● **Task directions**:
The result should be every line that contains the word "Chiefs", taken from the material.

● **Extracted records**:
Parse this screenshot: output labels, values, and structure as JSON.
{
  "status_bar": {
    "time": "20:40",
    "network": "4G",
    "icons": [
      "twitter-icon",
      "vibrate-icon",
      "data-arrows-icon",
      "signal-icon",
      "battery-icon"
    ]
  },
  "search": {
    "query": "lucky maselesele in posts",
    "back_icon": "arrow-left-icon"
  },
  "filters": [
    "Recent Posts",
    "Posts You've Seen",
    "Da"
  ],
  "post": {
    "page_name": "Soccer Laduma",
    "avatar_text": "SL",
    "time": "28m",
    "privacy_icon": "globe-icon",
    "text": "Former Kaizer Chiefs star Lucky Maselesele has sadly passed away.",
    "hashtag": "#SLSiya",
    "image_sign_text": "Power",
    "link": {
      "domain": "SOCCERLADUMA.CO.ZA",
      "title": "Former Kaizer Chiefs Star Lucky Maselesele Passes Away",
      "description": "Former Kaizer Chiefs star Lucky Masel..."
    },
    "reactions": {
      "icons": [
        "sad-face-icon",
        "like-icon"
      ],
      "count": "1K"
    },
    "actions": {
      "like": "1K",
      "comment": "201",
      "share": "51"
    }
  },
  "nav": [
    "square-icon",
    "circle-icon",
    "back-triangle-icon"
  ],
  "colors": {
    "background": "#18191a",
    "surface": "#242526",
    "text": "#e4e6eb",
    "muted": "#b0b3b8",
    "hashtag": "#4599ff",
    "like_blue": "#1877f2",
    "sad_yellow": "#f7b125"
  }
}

● **Answer to this problem**:
    "text": "Former Kaizer Chiefs star Lucky Maselesele has sadly passed away.",
      "title": "Former Kaizer Chiefs Star Lucky Maselesele Passes Away",
      "description": "Former Kaizer Chiefs star Lucky Masel..."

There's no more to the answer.